After The Reconstruction ended, Jim Crow ruled here too but with perhaps less ferocity, although Robertson recounts that at different times both of Handy's grandfathers had been shot by white men for two very different reasons—one during the Civil War for not telling renegades where his master's money was hidden and one for trying to organize a slave revolt.
Handy fell in love with music early: gospels at church, folk and work songs, and especially the local black brass band. He learned to play the cornet first and determined to earn his living with music. His father, a preacher, was not pleased.
"Son" he said, "I'd rather see you in a hearse. I'd rather follow you to the graveyard than to hear that you had become a musician." And Handy's teacher at school backed this up: "What can music do but bring you to the gutter?"
Nevertheless, Handy persevered and, restless after high school graduation, started moving around—to Birmingham, Bessemer, Chicago, Evansville, Indiana and Cairo, Illinois.
For a while life was really hard; indeed Handy was for stretches hungry and homeless, but he found steady work in the mildly disreputable minstrel business. There was a small salary and three meals a day.
Robertson explains a good deal about minstrelsy, most of it new to me. Many blacks thought it a shameful racial slur; others enjoyed the racially satiric and subversive elements in it. During its heyday, there were white minstrels, white minstrels in blackface, black minstrels and even black minstrels in blackface. The routines were highly structured and choreographed, as formally as a three-act play.

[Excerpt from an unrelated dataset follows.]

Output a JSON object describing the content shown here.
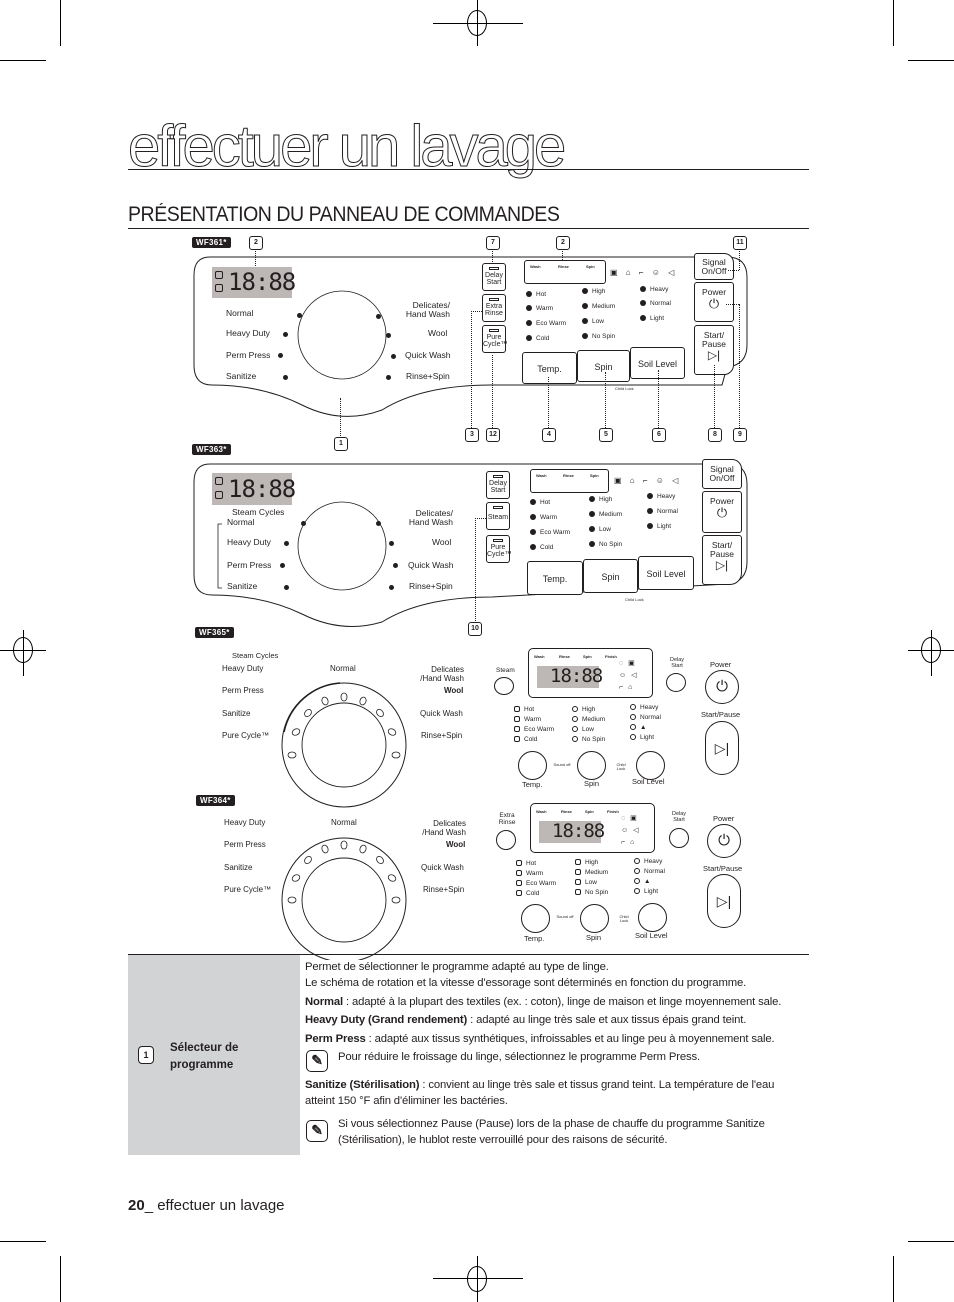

Everywhere Handy worked, he learned. After a spell in Clarksdale, Mississippi, where he was exposed to Delta blues music and some New Orleans Dixieland, in 1905 Handy moved to Memphis, which he made his home and headquarters for a number of years. Handy was a keen listener, a musical sponge, absorbing ragtime melodies from St. Louis musicians and stride piano from Kansas City.
Robertson describes the Memphis of those years at length. He shows Handy walking down Beale Avenue, "The Main Street of Negro America," and describes the businesses along the way as precisely as James Joyce describes the stores along the streets of Dublin in "Ulysses."
Mayor Edward H. "Boss" Crump ruled, but in Memphis, black men could vote, and Crump wanted those votes, so life was somewhat more tolerable. In fact, Handy wrote a campaign song for "Boss" Crump that, retitled, became "The Memphis Blues."
Handy would have a long career as cornet player, musical arranger, band leader, anthologist of African American music, even as a memoirist—his is entitled, immodestly, "Father of the Blues."
From Robertson's biography, however, one gets the impression that Handy's main concern throughout was his music publishing company. Before phonographs and juke boxes, money was made most speedily through sheet music, and Handy was savvy enough to copyright his own work and buy and copyright the work of other composers. His greatest single mistake in this vein was selling, in a desperate moment, the rights to "The St. Louis Blues" for 50 dollars in 1912. He seized the opportunity to buy back the rights in 1940. "The St. Louis Blues," perhaps Handy's trademark song, shows the many influences Handy picked up over the years, including, in this composition, some tango rhythms he and his wife heard in a brief trip to Havana, Cuba in 1900.
In order to pursue his business interests more vigorously and to escape an increasingly hostile racial climate in Memphis—there were some terrifying lynchings—in 1918 Handy and his wife and children moved to New York, where he spent the last four decades of his life. His financial fortunes waxed and waned—he was not always a prudent businessman—but by the time of his death in 1958, his position as Father of the Blues seemed secure.